Alyson Zalta, Ph.D

« All Events

  • This event has passed.
Alyson Zalta Headshot

Alyson Zalta, Ph.D

November 8, 2022
11:00 a.m.
- 12:00 p.m.


Exploring morning light therapy as a novel treatment for traumatic stress

CNLM Colloquium UCI Spotlight Series

Join the CNLM in a hybrid colloquium featuring Dr. Alyson ZaltaAssociate Professor of Psychological Science at UC Irvine.


Trauma contributes to a wide variety of mental health problems including posttraumatic stress disorder (PTSD), depression, anxiety, substance use, and suicidality. Although front-line psychotherapies and pharmacotherapies exist for traumatic stress, evidence suggests that many individuals fail to receive treatment, remain symptomatic despite treatment, or drop out of treatment before its conclusion. Uptake of these treatments is poor for several reasons including stigma, avoidance, unpleasant side effects, and poor accessibility. New treatments are needed for traumatic stress that can overcome these critical barriers to care while targeting the underlying biological mechanisms of the pathology. Morning light treatment has good potential as a novel non-invasive, low risk, scalable treatment for traumatic stress. Evidence suggests that morning light may improve traumatic stress by reducing reactivity in the amygdala, a brain region implicated in the pathophysiology of PTSD and anatomically linked to circadian photoreceptors in the eye. This seminar will describe the results of a randomized pilot trial that provides initial proof-of-concept that light treatment can improve traumatic stress and preliminary results from an ongoing randomized clinical trial aimed at evaluating the brain mechanisms underlying morning light therapy for traumatic stress.

This event will be held in-person in the Herklotz Conference Center and virtually via Zoom.

RSVP Today Button


November 8, 2022
11:00 am - 12:00 pm
Who Should Attend?:
, ,

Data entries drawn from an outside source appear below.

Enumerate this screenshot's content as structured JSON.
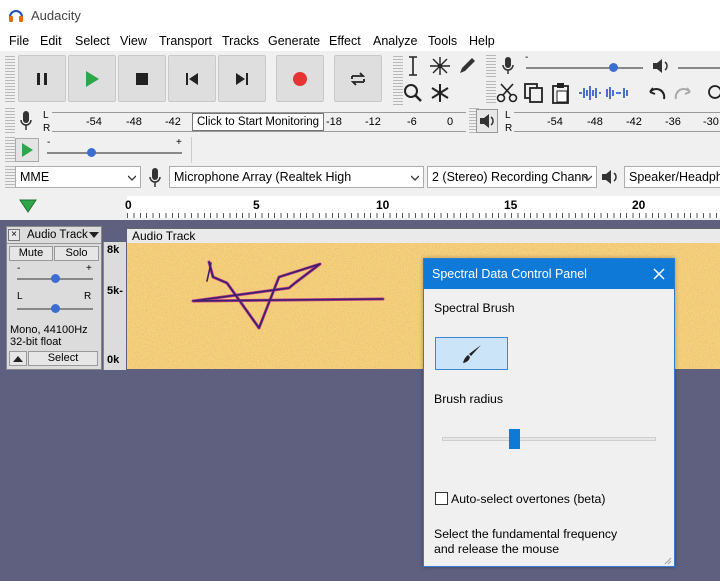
{
  "window": {
    "title": "Audacity"
  },
  "menu": [
    "File",
    "Edit",
    "Select",
    "View",
    "Transport",
    "Tracks",
    "Generate",
    "Effect",
    "Analyze",
    "Tools",
    "Help"
  ],
  "record_meter": {
    "ticks": [
      "-54",
      "-48",
      "-42",
      "-18",
      "-12",
      "-6",
      "0"
    ],
    "tooltip": "Click to Start Monitoring",
    "L": "L",
    "R": "R"
  },
  "playback_meter": {
    "ticks": [
      "-54",
      "-48",
      "-42",
      "-36",
      "-30"
    ],
    "L": "L",
    "R": "R"
  },
  "play_speed": {
    "minus": "-",
    "plus": "+"
  },
  "devices": {
    "host": "MME",
    "recording_device": "Microphone Array (Realtek High",
    "channels": "2 (Stereo) Recording Chann",
    "playback_device": "Speaker/Headpho"
  },
  "timeline": {
    "labels": [
      "0",
      "5",
      "10",
      "15",
      "20"
    ]
  },
  "track": {
    "name": "Audio Track",
    "mute": "Mute",
    "solo": "Solo",
    "gain_minus": "-",
    "gain_plus": "+",
    "pan_left": "L",
    "pan_right": "R",
    "info_line1": "Mono, 44100Hz",
    "info_line2": "32-bit float",
    "select": "Select",
    "clip_name": "Audio Track",
    "scale": [
      "8k",
      "5k-",
      "0k"
    ]
  },
  "spectral_panel": {
    "title": "Spectral Data Control Panel",
    "section": "Spectral Brush",
    "brush_radius_label": "Brush radius",
    "brush_radius": 0.33,
    "overtones_label": "Auto-select overtones (beta)",
    "overtones_checked": false,
    "instruction_line1": "Select the fundamental frequency",
    "instruction_line2": "and release the mouse"
  }
}
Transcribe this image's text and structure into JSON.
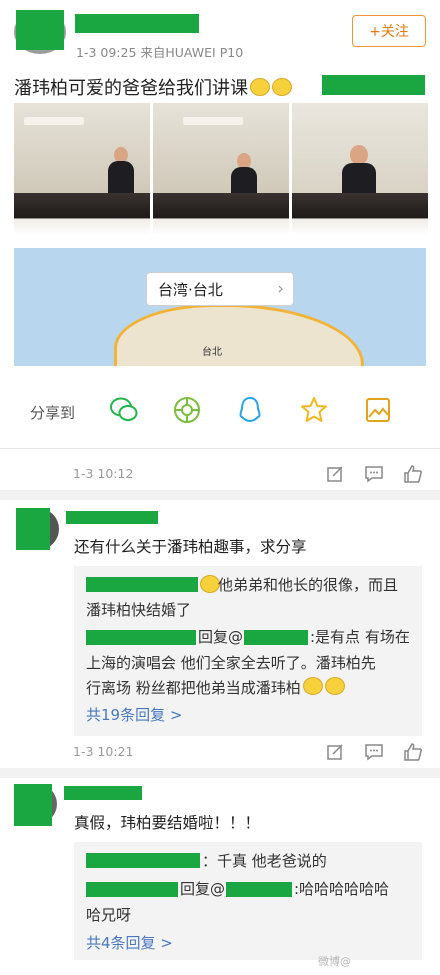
{
  "post": {
    "meta": "1-3 09:25 来自HUAWEI P10",
    "follow_label": "+关注",
    "text": "潘玮柏可爱的爸爸给我们讲课",
    "text_suffix": "(表情)"
  },
  "map": {
    "location": "台湾·台北",
    "city_label": "台北"
  },
  "share": {
    "label": "分享到",
    "icons": [
      "wechat-icon",
      "moments-icon",
      "qq-icon",
      "qzone-icon",
      "save-image-icon"
    ]
  },
  "post_actions": {
    "time": "1-3 10:12"
  },
  "comments": [
    {
      "text": "还有什么关于潘玮柏趣事，求分享",
      "replies": [
        "他弟弟和他长的很像，而且",
        "潘玮柏快结婚了",
        "回复@",
        ":是有点 有场在",
        "上海的演唱会 他们全家全去听了。潘玮柏先",
        "行离场 粉丝都把他弟当成潘玮柏"
      ],
      "more": "共19条回复 >",
      "time": "1-3 10:21"
    },
    {
      "text": "真假，玮柏要结婚啦！！！",
      "replies": [
        "：千真 他老爸说的",
        "回复@",
        ":哈哈哈哈哈哈",
        "哈兄呀"
      ],
      "more": "共4条回复 >"
    }
  ],
  "watermark": "微博@"
}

Herklotz Conference Center
300 Qureshey Research Lab
Irvine, CA United States

Host Organization

Center for the Neurobiology of Learning and Memory
View Organizer Website